Please copy, exactly and with no pictures, only the lines from the one containing "Parse this screenshot: output" through the last line of the records.

Web page and app entries:

——

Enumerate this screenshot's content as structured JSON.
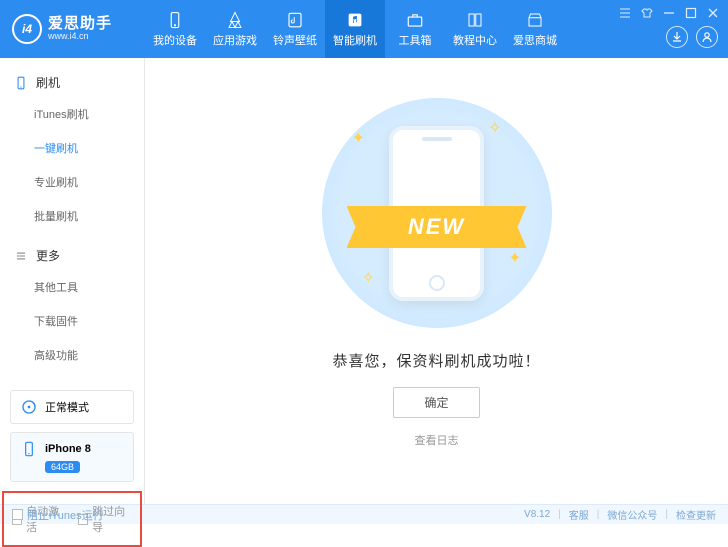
{
  "header": {
    "logo_text": "爱思助手",
    "logo_url": "www.i4.cn",
    "logo_badge": "i4",
    "nav": [
      {
        "label": "我的设备",
        "icon": "device"
      },
      {
        "label": "应用游戏",
        "icon": "apps"
      },
      {
        "label": "铃声壁纸",
        "icon": "music"
      },
      {
        "label": "智能刷机",
        "icon": "flash",
        "active": true
      },
      {
        "label": "工具箱",
        "icon": "toolbox"
      },
      {
        "label": "教程中心",
        "icon": "book"
      },
      {
        "label": "爱思商城",
        "icon": "store"
      }
    ]
  },
  "sidebar": {
    "sections": [
      {
        "title": "刷机",
        "items": [
          "iTunes刷机",
          "一键刷机",
          "专业刷机",
          "批量刷机"
        ],
        "active_index": 1
      },
      {
        "title": "更多",
        "items": [
          "其他工具",
          "下载固件",
          "高级功能"
        ],
        "active_index": -1
      }
    ],
    "mode": {
      "label": "正常模式"
    },
    "device": {
      "name": "iPhone 8",
      "storage": "64GB"
    },
    "options": {
      "auto_activate": "自动激活",
      "skip_guide": "跳过向导"
    }
  },
  "main": {
    "ribbon": "NEW",
    "success": "恭喜您，保资料刷机成功啦！",
    "ok": "确定",
    "log_link": "查看日志"
  },
  "footer": {
    "block_itunes": "阻止iTunes运行",
    "version": "V8.12",
    "support": "客服",
    "wechat": "微信公众号",
    "update": "检查更新"
  }
}
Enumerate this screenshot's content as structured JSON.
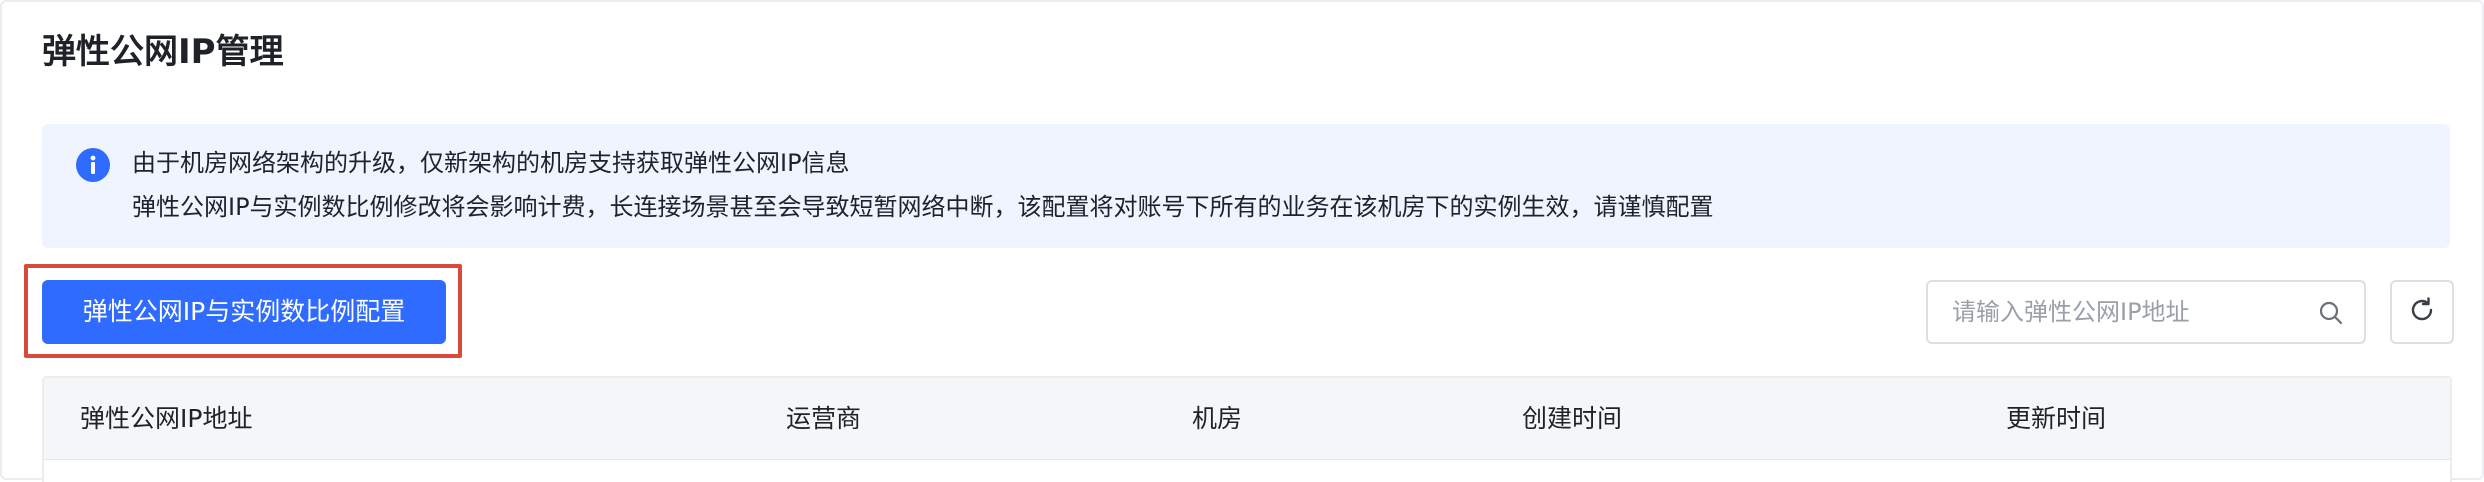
{
  "page": {
    "title": "弹性公网IP管理"
  },
  "notice": {
    "icon": "info-icon",
    "line1": "由于机房网络架构的升级，仅新架构的机房支持获取弹性公网IP信息",
    "line2": "弹性公网IP与实例数比例修改将会影响计费，长连接场景甚至会导致短暂网络中断，该配置将对账号下所有的业务在该机房下的实例生效，请谨慎配置"
  },
  "toolbar": {
    "ratio_config_label": "弹性公网IP与实例数比例配置",
    "search_placeholder": "请输入弹性公网IP地址",
    "search_value": "",
    "search_icon": "search-icon",
    "refresh_icon": "refresh-icon"
  },
  "table": {
    "columns": [
      "弹性公网IP地址",
      "运营商",
      "机房",
      "创建时间",
      "更新时间"
    ]
  },
  "colors": {
    "accent": "#2f6bff",
    "highlight": "#d94a3a",
    "notice_bg": "#f0f4ff",
    "header_bg": "#f5f6f8"
  }
}
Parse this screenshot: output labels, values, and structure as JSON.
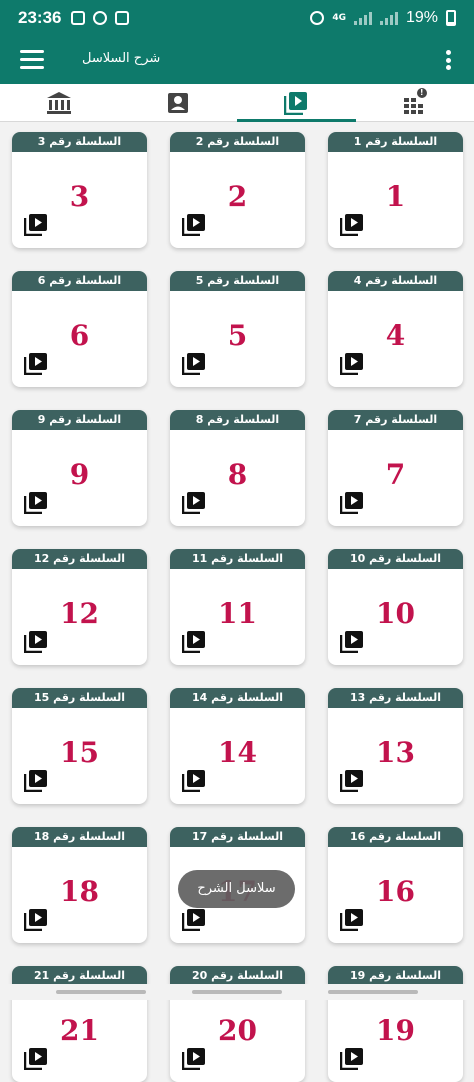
{
  "status_bar": {
    "time": "23:36",
    "network": "4G",
    "battery": "19%"
  },
  "app_bar": {
    "title": "شرح السلاسل"
  },
  "tabs": [
    {
      "icon": "library-icon",
      "active": false
    },
    {
      "icon": "contact-icon",
      "active": false
    },
    {
      "icon": "video-library-icon",
      "active": true
    },
    {
      "icon": "apps-icon",
      "active": false,
      "badge": "!"
    }
  ],
  "cards": [
    {
      "label": "السلسلة رقم 1",
      "number": "1"
    },
    {
      "label": "السلسلة رقم 2",
      "number": "2"
    },
    {
      "label": "السلسلة رقم 3",
      "number": "3"
    },
    {
      "label": "السلسلة رقم 4",
      "number": "4"
    },
    {
      "label": "السلسلة رقم 5",
      "number": "5"
    },
    {
      "label": "السلسلة رقم 6",
      "number": "6"
    },
    {
      "label": "السلسلة رقم 7",
      "number": "7"
    },
    {
      "label": "السلسلة رقم 8",
      "number": "8"
    },
    {
      "label": "السلسلة رقم 9",
      "number": "9"
    },
    {
      "label": "السلسلة رقم 10",
      "number": "10"
    },
    {
      "label": "السلسلة رقم 11",
      "number": "11"
    },
    {
      "label": "السلسلة رقم 12",
      "number": "12"
    },
    {
      "label": "السلسلة رقم 13",
      "number": "13"
    },
    {
      "label": "السلسلة رقم 14",
      "number": "14"
    },
    {
      "label": "السلسلة رقم 15",
      "number": "15"
    },
    {
      "label": "السلسلة رقم 16",
      "number": "16"
    },
    {
      "label": "السلسلة رقم 17",
      "number": "17"
    },
    {
      "label": "السلسلة رقم 18",
      "number": "18"
    },
    {
      "label": "السلسلة رقم 19",
      "number": "19"
    },
    {
      "label": "السلسلة رقم 20",
      "number": "20"
    },
    {
      "label": "السلسلة رقم 21",
      "number": "21"
    }
  ],
  "toast": {
    "text": "سلاسل الشرح"
  },
  "colors": {
    "primary": "#0e7a6b",
    "card_header": "#3d6260",
    "number": "#c2134d"
  }
}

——

Problem solution:
Parse this screenshot: output labels, values, and structure as JSON.
{
  "status_bar": {
    "time": "23:36",
    "network": "4G",
    "battery": "19%"
  },
  "app_bar": {
    "title": "شرح السلاسل"
  },
  "tabs": [
    {
      "icon": "library-icon",
      "active": false
    },
    {
      "icon": "contact-icon",
      "active": false
    },
    {
      "icon": "video-library-icon",
      "active": true
    },
    {
      "icon": "apps-icon",
      "active": false,
      "badge": "!"
    }
  ],
  "cards": [
    {
      "label": "السلسلة رقم 1",
      "number": "1"
    },
    {
      "label": "السلسلة رقم 2",
      "number": "2"
    },
    {
      "label": "السلسلة رقم 3",
      "number": "3"
    },
    {
      "label": "السلسلة رقم 4",
      "number": "4"
    },
    {
      "label": "السلسلة رقم 5",
      "number": "5"
    },
    {
      "label": "السلسلة رقم 6",
      "number": "6"
    },
    {
      "label": "السلسلة رقم 7",
      "number": "7"
    },
    {
      "label": "السلسلة رقم 8",
      "number": "8"
    },
    {
      "label": "السلسلة رقم 9",
      "number": "9"
    },
    {
      "label": "السلسلة رقم 10",
      "number": "10"
    },
    {
      "label": "السلسلة رقم 11",
      "number": "11"
    },
    {
      "label": "السلسلة رقم 12",
      "number": "12"
    },
    {
      "label": "السلسلة رقم 13",
      "number": "13"
    },
    {
      "label": "السلسلة رقم 14",
      "number": "14"
    },
    {
      "label": "السلسلة رقم 15",
      "number": "15"
    },
    {
      "label": "السلسلة رقم 16",
      "number": "16"
    },
    {
      "label": "السلسلة رقم 17",
      "number": "17"
    },
    {
      "label": "السلسلة رقم 18",
      "number": "18"
    },
    {
      "label": "السلسلة رقم 19",
      "number": "19"
    },
    {
      "label": "السلسلة رقم 20",
      "number": "20"
    },
    {
      "label": "السلسلة رقم 21",
      "number": "21"
    }
  ],
  "toast": {
    "text": "سلاسل الشرح"
  },
  "colors": {
    "primary": "#0e7a6b",
    "card_header": "#3d6260",
    "number": "#c2134d"
  }
}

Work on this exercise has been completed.